What are some more recent art books that have impressed you?
I cannot perceive art to the fullest extent now. I am currently in an artist residency and all my contacts with contemporary art have not been positive experiences. It seems to not be relevant now. It is not because of the war in the literal sense, but because of the experiences associated with it. I prefer silence or action now. I have lived at the reserve all summer. My relationship with nature has acquired a new quality. Pryimachenko’s works about the war and old songs impress me now. To me, all this is somehow correlated with the art book.
Since the escalation of the war, select works by Ukrainian artists, for example, Tamara Turliun, have been close to me. They are not in the form of a book, but, in my opinion, they have a similar sense of privacy.
Well, Katya, my last question: why is an art book an art piece?
Well, this question is not actually about the form. Not every art book is a work of art. An art book is an object in space; a multi-layered, meaningful object with strong metaphor and reference, which has the potential to work on different planes, with a sense of independence, of architecture.

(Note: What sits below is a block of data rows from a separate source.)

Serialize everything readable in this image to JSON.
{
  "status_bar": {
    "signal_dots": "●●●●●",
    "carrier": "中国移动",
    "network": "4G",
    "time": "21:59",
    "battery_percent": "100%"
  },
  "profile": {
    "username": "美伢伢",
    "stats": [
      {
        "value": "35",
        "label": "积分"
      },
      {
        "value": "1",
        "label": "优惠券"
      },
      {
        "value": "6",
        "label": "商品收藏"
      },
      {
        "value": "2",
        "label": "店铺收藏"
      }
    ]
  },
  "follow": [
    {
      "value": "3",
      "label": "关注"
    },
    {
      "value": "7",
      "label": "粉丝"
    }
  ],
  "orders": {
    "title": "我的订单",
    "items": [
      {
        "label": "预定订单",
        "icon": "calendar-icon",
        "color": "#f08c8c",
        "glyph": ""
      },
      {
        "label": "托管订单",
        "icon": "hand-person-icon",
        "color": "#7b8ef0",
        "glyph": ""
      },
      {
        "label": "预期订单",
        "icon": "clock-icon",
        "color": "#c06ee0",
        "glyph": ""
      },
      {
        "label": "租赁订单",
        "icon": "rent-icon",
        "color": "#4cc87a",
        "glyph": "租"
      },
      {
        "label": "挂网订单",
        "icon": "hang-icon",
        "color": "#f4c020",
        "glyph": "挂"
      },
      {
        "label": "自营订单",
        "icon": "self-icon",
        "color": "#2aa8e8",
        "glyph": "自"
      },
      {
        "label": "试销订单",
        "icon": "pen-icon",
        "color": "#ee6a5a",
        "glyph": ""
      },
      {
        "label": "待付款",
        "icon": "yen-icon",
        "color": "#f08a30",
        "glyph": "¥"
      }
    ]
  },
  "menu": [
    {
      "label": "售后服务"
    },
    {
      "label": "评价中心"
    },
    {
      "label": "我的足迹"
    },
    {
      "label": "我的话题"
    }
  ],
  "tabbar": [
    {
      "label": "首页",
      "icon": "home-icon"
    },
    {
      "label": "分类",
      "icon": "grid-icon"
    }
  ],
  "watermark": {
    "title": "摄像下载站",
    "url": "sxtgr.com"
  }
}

Translation from Ukrainian into English by Julia Didokha
Katya Lesiv is a Ukrainian artist. Born in 1993 in Khmelnytskyi, Ukraine. Works with artbook, photography, installation, graphics. Artbook Lullaby 1 published in 10 × 10 Photobooks’ latest project and publication presents a global range of 21st-century photobooks by female photographers How We See: Photobooks by Women.